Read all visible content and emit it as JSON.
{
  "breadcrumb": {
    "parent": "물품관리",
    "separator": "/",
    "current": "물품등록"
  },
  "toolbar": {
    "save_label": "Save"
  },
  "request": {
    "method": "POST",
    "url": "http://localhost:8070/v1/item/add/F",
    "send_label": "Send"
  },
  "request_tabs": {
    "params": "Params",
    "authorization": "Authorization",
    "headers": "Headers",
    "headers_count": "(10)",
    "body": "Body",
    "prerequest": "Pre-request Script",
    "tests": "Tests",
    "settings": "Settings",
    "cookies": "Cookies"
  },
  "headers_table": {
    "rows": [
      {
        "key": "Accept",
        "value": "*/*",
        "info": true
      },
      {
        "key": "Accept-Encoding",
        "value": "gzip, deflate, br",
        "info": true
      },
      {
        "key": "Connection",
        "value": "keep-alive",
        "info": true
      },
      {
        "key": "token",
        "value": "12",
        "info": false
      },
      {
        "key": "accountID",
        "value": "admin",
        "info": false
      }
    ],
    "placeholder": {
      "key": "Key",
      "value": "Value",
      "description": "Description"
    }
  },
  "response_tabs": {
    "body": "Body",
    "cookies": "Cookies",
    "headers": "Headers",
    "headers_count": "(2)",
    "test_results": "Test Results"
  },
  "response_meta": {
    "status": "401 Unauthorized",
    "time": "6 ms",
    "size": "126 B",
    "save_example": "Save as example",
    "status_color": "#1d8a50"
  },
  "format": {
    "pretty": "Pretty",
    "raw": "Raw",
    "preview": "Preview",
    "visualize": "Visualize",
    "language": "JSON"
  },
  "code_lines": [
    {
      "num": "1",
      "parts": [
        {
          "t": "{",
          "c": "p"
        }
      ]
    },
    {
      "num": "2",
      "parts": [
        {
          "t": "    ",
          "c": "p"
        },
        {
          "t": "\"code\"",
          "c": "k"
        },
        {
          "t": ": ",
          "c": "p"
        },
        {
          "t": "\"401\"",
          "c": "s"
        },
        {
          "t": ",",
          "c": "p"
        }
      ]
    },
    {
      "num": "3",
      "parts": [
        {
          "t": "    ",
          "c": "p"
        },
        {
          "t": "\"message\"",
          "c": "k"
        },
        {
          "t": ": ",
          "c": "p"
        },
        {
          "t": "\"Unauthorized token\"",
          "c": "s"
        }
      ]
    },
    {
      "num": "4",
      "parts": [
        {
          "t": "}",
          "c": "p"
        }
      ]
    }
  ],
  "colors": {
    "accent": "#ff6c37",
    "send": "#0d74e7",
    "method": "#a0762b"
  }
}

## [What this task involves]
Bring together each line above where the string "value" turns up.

## [Expected output]
        "value": "*/*",
        "value": "gzip, deflate, br",
        "value": "keep-alive",
        "value": "12",
        "value": "admin",
      "value": "Value",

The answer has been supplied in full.